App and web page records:
----

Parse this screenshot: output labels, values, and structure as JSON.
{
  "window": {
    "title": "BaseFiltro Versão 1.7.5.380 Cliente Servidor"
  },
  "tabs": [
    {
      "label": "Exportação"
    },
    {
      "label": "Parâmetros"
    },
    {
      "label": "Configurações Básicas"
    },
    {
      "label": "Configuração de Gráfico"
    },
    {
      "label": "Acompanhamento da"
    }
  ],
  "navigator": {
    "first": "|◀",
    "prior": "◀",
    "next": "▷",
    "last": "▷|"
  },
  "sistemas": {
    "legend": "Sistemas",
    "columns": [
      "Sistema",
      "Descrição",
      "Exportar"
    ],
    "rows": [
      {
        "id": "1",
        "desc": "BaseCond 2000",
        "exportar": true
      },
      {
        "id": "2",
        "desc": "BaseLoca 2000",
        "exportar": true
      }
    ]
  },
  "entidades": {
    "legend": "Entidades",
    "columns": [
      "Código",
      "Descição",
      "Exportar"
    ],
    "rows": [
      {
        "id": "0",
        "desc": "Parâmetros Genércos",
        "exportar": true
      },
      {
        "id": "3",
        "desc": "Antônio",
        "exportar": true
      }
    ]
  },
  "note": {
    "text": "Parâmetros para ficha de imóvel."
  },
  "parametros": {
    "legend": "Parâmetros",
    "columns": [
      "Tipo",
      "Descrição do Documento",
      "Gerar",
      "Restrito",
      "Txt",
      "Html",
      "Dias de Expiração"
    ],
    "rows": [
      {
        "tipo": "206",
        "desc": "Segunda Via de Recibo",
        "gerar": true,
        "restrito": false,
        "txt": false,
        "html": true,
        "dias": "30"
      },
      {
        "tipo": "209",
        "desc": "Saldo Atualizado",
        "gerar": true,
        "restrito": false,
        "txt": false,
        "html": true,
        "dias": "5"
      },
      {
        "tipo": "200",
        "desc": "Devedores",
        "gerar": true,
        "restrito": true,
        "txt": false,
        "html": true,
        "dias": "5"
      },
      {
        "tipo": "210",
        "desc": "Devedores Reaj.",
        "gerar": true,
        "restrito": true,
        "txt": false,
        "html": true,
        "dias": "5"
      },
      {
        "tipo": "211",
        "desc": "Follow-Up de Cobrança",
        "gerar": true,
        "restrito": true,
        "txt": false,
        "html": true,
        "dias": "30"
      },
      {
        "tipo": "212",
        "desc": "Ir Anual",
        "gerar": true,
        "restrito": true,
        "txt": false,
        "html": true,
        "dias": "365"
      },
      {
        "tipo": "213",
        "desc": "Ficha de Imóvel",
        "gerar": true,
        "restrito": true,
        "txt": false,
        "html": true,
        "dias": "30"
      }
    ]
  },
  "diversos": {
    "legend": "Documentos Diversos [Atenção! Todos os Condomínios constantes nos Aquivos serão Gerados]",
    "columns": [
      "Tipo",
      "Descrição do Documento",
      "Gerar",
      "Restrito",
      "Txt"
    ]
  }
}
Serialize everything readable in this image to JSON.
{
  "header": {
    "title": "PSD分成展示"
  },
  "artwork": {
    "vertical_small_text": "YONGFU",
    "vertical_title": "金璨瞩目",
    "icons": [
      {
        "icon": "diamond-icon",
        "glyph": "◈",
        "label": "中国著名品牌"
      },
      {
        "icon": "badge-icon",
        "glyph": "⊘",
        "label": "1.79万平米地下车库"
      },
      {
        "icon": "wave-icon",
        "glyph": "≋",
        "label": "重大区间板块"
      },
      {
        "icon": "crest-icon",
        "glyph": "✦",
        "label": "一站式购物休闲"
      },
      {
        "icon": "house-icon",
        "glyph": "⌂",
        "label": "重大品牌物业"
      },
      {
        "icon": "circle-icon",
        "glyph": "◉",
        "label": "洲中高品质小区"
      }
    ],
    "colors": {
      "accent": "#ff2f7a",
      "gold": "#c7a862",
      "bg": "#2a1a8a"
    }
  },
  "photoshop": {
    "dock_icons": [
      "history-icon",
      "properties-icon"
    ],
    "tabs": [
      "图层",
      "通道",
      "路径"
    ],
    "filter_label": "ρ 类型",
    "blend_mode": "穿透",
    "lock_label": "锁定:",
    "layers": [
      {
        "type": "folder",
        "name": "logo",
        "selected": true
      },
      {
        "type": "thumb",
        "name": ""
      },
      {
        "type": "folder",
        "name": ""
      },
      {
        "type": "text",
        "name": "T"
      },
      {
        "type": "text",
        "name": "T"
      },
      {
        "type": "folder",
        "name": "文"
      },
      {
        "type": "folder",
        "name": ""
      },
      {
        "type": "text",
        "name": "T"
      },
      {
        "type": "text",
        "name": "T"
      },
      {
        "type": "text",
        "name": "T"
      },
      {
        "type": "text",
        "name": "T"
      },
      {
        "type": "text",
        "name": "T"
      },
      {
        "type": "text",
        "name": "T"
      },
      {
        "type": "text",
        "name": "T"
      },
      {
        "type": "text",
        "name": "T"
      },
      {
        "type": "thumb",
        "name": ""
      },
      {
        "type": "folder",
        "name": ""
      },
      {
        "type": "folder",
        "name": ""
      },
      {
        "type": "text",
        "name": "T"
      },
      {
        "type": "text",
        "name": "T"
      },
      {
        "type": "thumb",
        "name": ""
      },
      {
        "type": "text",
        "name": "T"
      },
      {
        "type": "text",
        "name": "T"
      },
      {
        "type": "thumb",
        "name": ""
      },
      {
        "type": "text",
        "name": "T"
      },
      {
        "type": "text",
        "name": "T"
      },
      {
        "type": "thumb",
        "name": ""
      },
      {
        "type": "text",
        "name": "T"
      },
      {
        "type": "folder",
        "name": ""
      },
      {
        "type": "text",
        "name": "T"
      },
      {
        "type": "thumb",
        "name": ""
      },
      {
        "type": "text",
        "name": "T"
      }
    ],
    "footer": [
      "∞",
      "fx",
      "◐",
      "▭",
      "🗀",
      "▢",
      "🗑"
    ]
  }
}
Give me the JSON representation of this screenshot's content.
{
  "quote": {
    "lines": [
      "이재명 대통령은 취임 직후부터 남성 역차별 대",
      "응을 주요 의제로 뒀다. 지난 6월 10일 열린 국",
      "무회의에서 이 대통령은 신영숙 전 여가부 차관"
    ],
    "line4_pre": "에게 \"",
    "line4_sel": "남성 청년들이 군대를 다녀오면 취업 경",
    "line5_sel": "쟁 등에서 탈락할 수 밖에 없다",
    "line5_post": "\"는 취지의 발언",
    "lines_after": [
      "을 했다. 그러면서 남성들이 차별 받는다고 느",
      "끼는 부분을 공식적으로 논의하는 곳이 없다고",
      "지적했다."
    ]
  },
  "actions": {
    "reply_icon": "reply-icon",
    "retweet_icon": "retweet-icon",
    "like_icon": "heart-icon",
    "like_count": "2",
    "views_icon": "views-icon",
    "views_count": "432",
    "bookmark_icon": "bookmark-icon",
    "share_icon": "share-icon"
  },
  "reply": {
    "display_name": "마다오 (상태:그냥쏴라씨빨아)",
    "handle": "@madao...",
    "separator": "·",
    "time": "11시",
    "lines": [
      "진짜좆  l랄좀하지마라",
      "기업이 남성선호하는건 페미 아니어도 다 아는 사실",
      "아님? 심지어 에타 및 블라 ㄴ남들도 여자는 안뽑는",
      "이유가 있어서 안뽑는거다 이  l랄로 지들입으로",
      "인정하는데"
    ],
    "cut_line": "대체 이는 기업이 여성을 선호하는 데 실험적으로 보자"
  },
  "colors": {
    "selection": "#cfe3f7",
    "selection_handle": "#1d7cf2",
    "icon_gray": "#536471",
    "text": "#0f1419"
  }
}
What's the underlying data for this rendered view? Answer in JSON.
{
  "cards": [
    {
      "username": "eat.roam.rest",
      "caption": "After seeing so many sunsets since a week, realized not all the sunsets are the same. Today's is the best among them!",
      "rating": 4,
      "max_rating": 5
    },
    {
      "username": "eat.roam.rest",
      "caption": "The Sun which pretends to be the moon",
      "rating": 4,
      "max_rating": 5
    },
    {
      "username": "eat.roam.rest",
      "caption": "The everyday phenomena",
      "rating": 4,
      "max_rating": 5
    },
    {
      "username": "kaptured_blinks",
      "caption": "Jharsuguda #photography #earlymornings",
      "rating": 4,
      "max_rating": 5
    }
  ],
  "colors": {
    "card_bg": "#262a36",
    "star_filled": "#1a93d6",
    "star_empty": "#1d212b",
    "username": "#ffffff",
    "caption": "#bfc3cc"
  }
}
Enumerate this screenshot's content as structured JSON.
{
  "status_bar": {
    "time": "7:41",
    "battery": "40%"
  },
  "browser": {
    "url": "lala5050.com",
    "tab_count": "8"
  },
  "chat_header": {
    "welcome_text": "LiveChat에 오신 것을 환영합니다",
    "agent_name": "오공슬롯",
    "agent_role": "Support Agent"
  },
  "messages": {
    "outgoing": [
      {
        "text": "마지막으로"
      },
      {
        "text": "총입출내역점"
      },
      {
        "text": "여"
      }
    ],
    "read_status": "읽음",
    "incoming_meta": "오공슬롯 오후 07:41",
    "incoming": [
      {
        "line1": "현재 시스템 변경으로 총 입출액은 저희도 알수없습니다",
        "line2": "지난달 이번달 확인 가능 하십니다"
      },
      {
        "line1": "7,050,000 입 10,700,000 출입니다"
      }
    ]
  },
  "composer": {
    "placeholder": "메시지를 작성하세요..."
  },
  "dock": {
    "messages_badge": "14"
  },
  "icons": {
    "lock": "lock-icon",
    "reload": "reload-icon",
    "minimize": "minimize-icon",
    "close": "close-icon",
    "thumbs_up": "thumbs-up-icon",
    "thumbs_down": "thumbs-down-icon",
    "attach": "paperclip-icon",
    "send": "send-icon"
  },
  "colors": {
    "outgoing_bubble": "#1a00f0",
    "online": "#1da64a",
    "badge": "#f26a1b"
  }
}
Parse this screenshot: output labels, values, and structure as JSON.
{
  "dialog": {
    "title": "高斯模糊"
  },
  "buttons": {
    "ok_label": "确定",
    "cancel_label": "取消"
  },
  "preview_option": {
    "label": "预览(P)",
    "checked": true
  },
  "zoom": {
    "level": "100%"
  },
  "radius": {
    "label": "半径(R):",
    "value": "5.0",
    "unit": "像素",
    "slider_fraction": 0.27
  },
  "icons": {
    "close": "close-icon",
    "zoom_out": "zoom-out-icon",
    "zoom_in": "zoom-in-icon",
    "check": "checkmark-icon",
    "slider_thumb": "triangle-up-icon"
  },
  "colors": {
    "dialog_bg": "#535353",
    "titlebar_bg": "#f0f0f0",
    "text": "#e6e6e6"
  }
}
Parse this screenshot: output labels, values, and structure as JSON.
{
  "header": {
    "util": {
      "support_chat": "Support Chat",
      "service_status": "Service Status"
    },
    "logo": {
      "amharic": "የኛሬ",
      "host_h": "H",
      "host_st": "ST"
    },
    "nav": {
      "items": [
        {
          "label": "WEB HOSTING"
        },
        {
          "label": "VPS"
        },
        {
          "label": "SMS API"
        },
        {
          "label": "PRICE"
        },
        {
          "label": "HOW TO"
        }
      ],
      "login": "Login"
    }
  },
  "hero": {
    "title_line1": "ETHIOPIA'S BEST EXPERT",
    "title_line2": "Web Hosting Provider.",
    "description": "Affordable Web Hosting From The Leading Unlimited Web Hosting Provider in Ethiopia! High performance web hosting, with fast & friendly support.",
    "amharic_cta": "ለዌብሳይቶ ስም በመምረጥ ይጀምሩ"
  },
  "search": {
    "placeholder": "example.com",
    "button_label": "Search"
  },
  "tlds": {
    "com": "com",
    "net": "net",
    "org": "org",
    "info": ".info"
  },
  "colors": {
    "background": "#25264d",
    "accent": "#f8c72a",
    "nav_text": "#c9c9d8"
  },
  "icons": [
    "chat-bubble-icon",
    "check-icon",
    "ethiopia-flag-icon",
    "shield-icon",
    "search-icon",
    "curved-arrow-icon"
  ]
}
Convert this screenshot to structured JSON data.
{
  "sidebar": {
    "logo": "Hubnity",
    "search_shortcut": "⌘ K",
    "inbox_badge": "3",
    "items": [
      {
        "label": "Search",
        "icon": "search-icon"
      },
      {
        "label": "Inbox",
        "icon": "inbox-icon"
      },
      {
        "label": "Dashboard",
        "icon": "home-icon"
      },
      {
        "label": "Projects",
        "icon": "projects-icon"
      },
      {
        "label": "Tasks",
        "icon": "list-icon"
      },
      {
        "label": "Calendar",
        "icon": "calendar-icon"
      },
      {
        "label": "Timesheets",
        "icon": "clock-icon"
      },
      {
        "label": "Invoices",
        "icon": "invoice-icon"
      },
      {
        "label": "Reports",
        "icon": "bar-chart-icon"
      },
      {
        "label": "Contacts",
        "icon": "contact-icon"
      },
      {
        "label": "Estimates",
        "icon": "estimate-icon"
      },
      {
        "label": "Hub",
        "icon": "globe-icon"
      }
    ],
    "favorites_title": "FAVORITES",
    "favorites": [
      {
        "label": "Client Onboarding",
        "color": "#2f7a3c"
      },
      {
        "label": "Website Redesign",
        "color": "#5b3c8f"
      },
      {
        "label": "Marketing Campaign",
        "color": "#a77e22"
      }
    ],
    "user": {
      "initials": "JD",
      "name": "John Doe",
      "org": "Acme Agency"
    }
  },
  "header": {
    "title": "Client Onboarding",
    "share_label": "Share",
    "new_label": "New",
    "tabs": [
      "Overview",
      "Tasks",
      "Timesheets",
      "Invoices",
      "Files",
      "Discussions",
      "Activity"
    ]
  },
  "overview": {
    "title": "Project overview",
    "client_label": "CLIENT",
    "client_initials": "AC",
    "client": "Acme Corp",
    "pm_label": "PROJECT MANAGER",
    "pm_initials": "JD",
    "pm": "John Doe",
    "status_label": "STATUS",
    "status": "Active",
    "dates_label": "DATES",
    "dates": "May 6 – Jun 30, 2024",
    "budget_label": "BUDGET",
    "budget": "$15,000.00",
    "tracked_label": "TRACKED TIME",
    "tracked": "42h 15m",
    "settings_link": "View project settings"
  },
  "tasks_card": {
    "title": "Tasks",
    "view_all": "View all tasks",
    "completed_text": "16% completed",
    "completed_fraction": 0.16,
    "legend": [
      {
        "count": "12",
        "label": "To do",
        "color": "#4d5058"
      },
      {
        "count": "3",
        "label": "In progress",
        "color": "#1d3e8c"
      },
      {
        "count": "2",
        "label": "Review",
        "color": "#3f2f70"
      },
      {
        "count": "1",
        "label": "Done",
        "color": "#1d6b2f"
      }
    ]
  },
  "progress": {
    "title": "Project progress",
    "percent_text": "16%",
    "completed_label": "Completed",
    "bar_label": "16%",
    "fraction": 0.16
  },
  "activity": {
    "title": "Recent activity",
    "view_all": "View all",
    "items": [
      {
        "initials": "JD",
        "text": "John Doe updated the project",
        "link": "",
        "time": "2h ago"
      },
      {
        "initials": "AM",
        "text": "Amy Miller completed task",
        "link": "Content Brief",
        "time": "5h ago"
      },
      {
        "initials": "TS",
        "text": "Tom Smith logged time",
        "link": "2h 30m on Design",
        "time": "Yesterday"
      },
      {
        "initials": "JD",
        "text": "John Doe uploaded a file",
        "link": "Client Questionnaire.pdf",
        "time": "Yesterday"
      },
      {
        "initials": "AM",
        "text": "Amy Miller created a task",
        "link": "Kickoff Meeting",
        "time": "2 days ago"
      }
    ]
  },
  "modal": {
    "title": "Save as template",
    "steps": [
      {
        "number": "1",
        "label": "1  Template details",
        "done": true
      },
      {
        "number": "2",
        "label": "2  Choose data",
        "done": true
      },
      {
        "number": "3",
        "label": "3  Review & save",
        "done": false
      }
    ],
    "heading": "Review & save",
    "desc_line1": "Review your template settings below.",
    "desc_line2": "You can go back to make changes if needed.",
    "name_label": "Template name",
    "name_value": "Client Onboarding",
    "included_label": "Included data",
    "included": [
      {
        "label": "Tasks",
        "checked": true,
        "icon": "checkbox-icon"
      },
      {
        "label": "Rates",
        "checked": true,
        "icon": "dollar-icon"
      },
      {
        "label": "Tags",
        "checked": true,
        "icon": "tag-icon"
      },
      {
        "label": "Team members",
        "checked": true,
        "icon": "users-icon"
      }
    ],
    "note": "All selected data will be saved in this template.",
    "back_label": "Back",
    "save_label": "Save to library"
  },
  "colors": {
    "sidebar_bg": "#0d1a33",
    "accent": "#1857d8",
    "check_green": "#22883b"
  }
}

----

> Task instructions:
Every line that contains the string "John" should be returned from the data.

> Answer below:
      "name": "John Doe",
    "pm": "John Doe",
        "text": "John Doe updated the project",
        "text": "John Doe uploaded a file",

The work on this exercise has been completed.